9. Place the paper in the cookie sheet and sprinkle the first color over the areas you painted. 10. Wait a few minutes to allow the salt to stick and pick up the paper and shake off the excess salt into the cookie sheet. Pour the extra salt back into its container – you can use it again.
11. Repeat steps nine and 10 until you have all of the colors you want in your painting.

Bean bag toss

Enlist your kids to help you decorate a cardboard box, then cut holes in it and have them practice their aim. Vary the sizes of the holes and assign point values to each hole. Tip: if you don’t have bean bags, fill balloons with flour using a funnel.

Scavenger hunt
Hide various items throughout the house or in the yard and give your kids a list of the items (for younger kids) or a list of clues about what the items are and their locations (for older kids). Rather than making it a competition, encourage the kids to work together.

Red Rover
Two groups stand in a line across from each other and hold hands. One tells Red Rover to send someone from the other group over and if that person makes it through the line, the team gets to keep them.
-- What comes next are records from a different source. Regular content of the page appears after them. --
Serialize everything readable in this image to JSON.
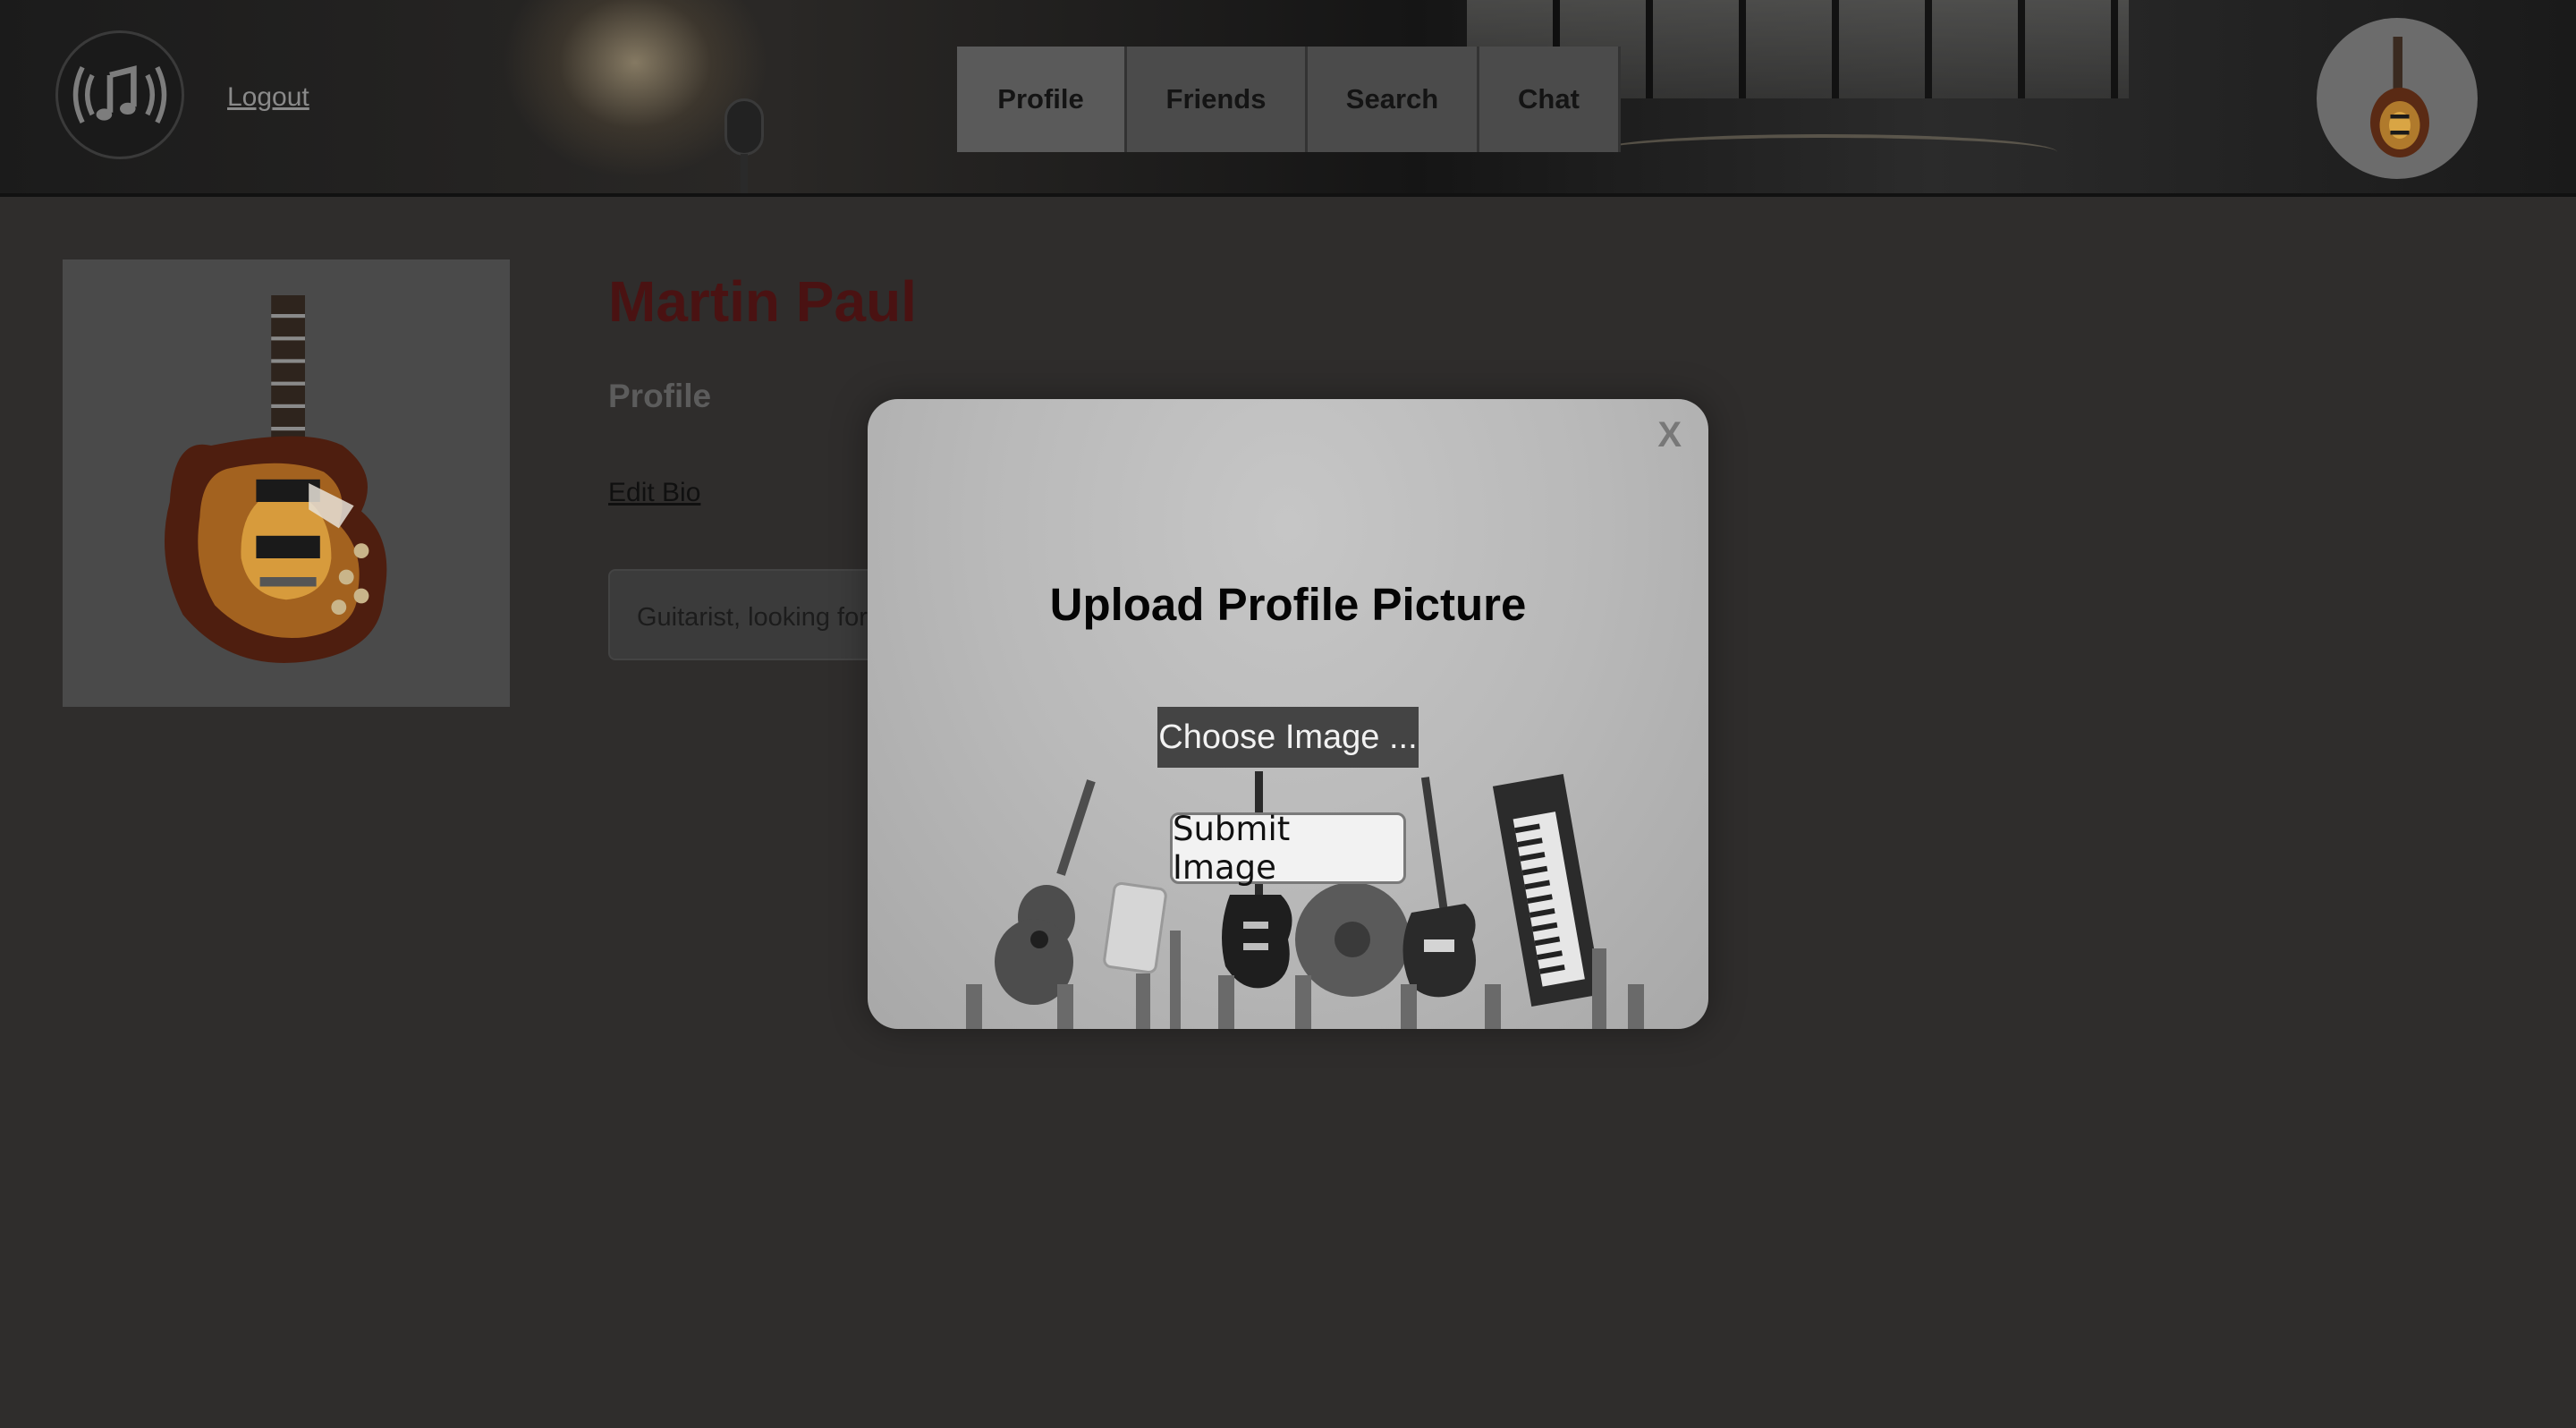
{
  "header": {
    "logo_icon": "music-note-broadcast-icon",
    "logout_label": "Logout",
    "nav_tabs": [
      {
        "label": "Profile",
        "active": true
      },
      {
        "label": "Friends",
        "active": false
      },
      {
        "label": "Search",
        "active": false
      },
      {
        "label": "Chat",
        "active": false
      }
    ],
    "avatar_icon": "guitar-avatar-icon"
  },
  "profile": {
    "name": "Martin Paul",
    "section_title": "Profile",
    "edit_bio_label": "Edit Bio",
    "bio_text": "Guitarist, looking for",
    "photo_icon": "electric-guitar-icon"
  },
  "modal": {
    "close_label": "X",
    "title": "Upload Profile Picture",
    "choose_label": "Choose Image ...",
    "submit_label": "Submit Image"
  },
  "colors": {
    "overlay_dim": "#2f2d2c",
    "name_color": "#4a1212",
    "choose_button": "#444444"
  }
}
Duck, duck, goose

Whoever is ‘it’ goes around the circle and touches each player’s head while saying “Duck, duck, duck …” until they choose someone to be the goose, then they run around the circle in opposite directions. The player who does not make it into the open spot in the circle is now ‘it.’

Red light, green light
All players begin the game spread out. The person who is ‘it’ says “Green light.” This gives everyone the okay to start moving. When the person who is ‘it’ says “Red light,” everyone must freeze. If anyone doesn’t freeze, they are out. The first person to tag the person who is ‘it’ wins and gets to be ‘it’ for the next game.

Simon says

One person gets to be Simon. Simon gives commands, such as hop up and down, rub your tummy or flap your arms. But Simon is tricky, and sometimes he doesn’t say “Simon says” before telling the players what to do next. If players do something when Simon doesn’t say “Simon Says,” they are out. The last person in gets to be Simon the next time. 

Freeze Tag
The person who is ‘it’ has to tag the other players. Once tagged, the players must remain frozen until another free player unfreezes them. When the person who is ‘it’ has frozen all the other players, the game is over and you can start again.